[Data excerpts]
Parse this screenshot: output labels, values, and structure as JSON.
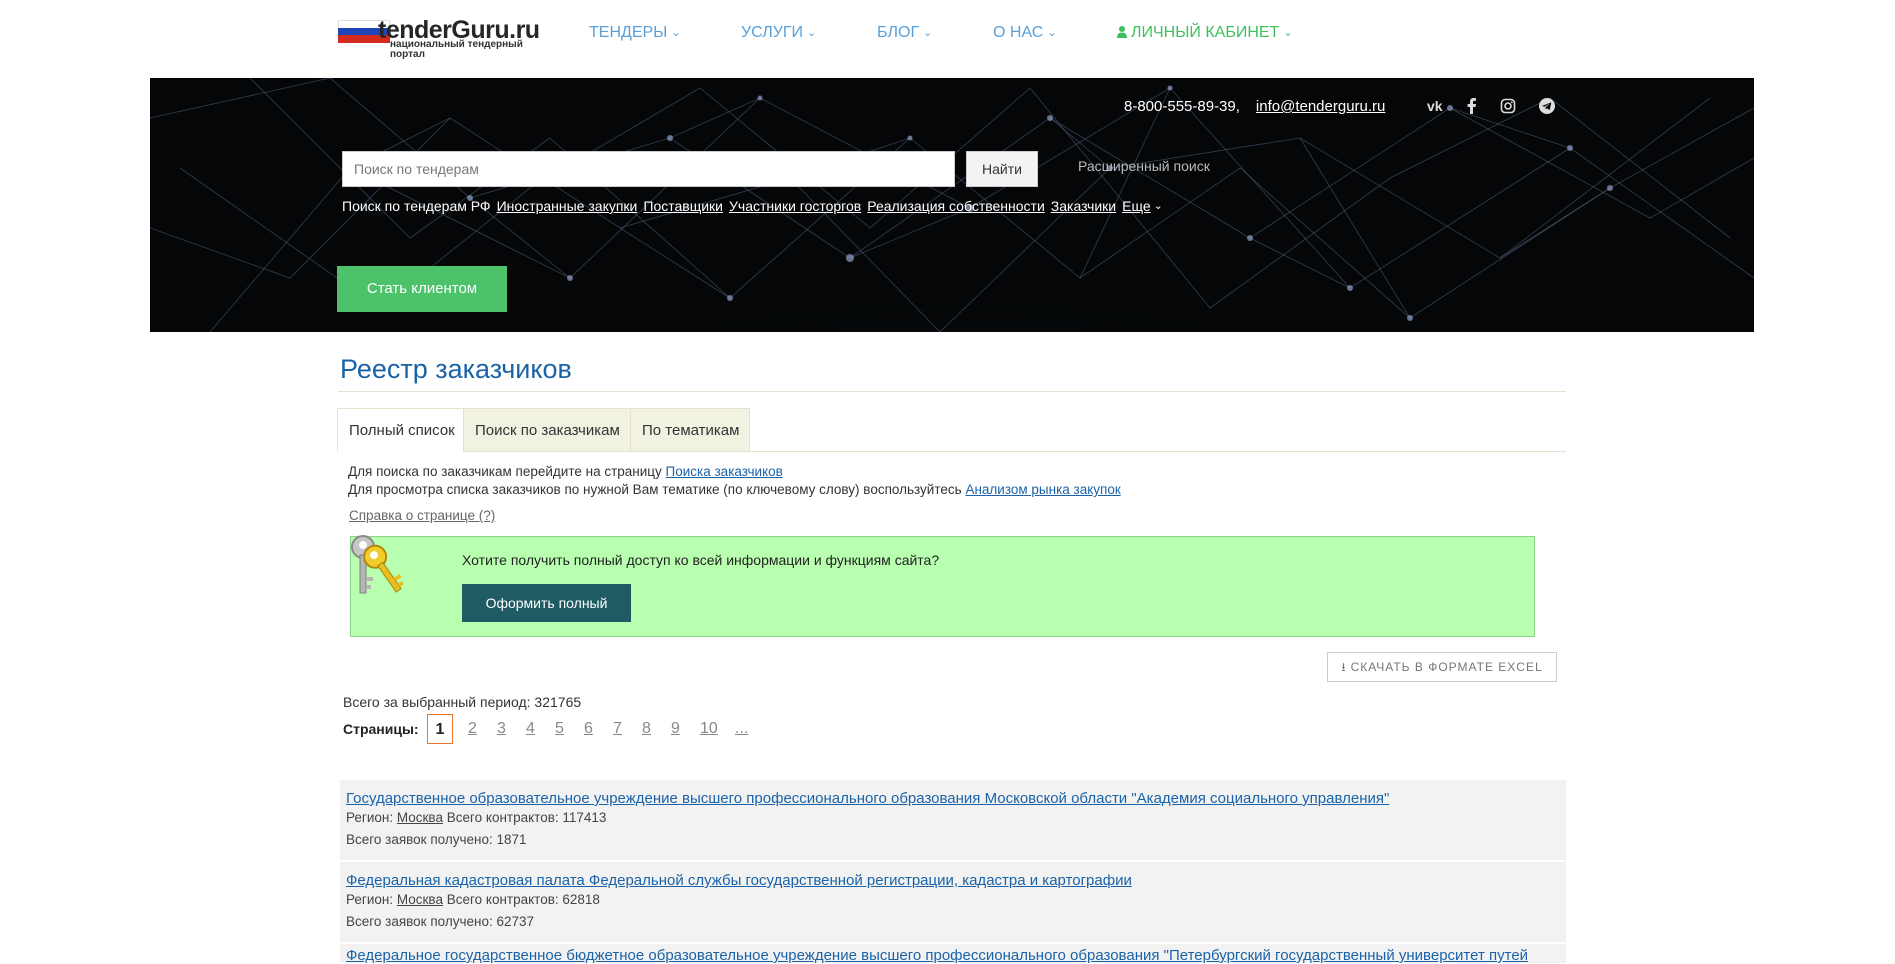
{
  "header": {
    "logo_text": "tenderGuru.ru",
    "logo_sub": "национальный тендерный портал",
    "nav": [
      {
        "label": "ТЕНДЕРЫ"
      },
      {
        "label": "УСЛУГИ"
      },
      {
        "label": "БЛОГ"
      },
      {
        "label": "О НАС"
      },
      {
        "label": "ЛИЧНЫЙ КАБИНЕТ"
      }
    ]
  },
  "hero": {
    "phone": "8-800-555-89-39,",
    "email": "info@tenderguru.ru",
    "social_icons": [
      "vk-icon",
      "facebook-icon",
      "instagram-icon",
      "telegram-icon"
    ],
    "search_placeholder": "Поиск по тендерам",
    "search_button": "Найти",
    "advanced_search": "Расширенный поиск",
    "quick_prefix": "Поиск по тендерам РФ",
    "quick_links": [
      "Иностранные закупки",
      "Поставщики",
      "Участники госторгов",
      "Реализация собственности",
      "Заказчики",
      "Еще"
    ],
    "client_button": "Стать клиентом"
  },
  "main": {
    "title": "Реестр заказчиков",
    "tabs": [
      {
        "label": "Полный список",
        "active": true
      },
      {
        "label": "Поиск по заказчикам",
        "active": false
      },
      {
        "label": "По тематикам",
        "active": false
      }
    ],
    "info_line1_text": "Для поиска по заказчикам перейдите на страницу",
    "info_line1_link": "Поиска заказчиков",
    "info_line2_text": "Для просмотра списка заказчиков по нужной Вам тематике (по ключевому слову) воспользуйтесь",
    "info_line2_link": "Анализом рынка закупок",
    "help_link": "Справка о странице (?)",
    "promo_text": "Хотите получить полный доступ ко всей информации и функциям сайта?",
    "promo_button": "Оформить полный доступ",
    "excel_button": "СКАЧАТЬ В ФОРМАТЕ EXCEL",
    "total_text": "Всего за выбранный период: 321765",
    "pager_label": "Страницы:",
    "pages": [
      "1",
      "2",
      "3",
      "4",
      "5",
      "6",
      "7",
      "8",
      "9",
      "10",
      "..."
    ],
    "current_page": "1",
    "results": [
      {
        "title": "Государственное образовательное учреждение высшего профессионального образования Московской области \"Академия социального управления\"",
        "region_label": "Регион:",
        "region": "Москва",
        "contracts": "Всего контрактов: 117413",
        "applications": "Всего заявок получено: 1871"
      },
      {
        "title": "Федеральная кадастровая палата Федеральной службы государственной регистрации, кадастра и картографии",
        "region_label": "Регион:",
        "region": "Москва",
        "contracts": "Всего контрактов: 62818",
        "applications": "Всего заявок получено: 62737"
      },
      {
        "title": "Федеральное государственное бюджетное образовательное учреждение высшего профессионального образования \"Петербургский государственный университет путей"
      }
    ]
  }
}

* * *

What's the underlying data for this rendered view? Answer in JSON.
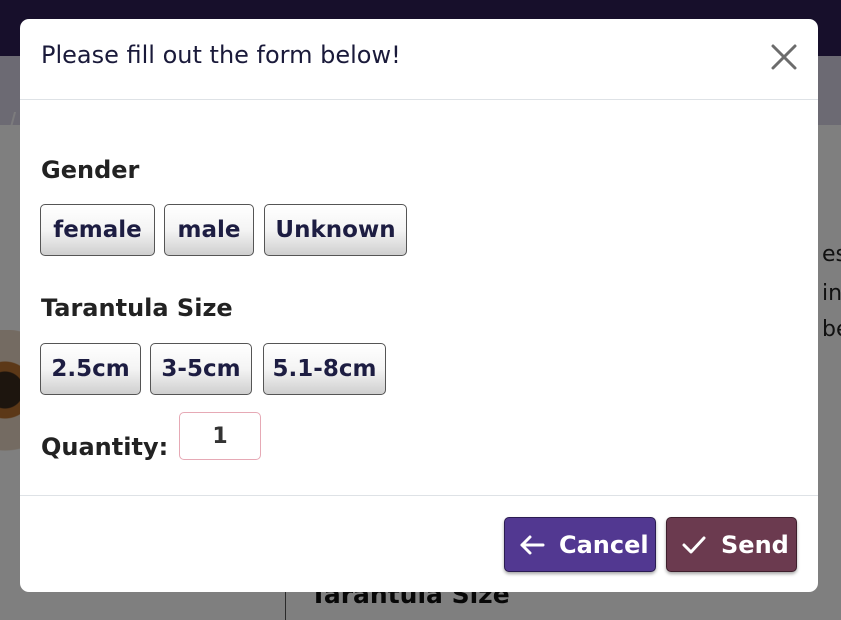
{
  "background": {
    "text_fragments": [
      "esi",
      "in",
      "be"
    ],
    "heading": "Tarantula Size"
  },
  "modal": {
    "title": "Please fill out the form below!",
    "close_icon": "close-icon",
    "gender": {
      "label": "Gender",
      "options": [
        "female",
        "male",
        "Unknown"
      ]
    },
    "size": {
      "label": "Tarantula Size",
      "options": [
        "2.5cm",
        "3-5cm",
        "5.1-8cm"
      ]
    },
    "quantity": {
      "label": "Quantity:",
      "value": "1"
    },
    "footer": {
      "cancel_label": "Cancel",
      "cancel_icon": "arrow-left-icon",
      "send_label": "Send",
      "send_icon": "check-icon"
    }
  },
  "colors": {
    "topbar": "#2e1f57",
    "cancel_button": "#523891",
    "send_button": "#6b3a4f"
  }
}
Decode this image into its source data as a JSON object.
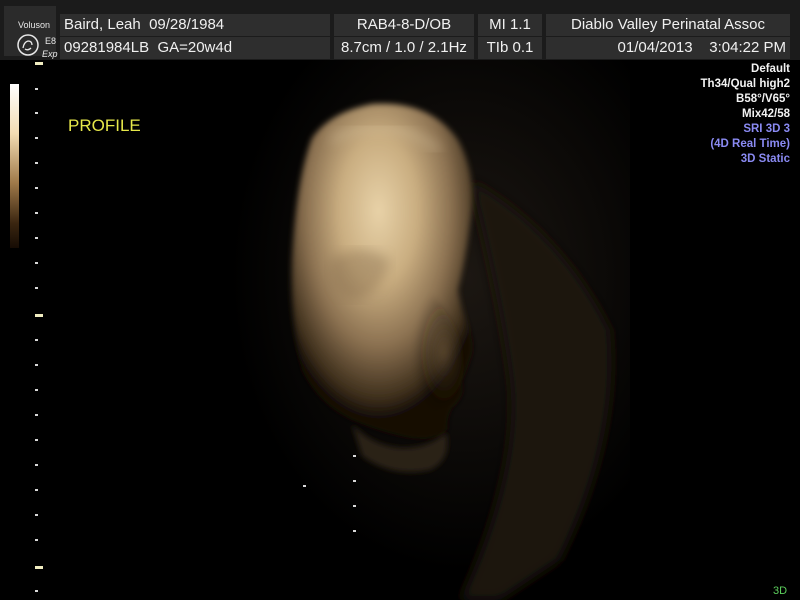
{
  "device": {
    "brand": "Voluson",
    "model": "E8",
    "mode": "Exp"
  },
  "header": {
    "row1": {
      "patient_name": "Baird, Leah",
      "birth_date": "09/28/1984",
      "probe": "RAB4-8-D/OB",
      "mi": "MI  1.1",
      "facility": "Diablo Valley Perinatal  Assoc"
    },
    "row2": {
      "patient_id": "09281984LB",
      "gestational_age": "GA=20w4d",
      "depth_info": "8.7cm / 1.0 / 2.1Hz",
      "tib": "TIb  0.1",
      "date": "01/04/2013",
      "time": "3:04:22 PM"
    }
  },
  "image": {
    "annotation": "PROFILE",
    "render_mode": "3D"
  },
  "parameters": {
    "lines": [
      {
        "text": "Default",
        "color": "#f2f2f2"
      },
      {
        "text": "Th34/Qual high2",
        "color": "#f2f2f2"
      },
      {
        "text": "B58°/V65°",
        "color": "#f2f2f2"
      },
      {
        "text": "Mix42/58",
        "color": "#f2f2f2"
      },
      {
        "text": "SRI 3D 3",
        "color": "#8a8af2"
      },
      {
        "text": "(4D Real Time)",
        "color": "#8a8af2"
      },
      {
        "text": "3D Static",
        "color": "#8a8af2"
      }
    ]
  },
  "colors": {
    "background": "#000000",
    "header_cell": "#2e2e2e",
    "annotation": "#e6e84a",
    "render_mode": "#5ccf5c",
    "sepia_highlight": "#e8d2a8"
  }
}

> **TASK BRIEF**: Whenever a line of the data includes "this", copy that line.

> **WORKED SOLUTION**:
Parse this screenshot: output labels, values, and structure as JSON.
What's the underlying data for this rendered view? Answer in JSON.
Decode this image into its source data as a JSON object.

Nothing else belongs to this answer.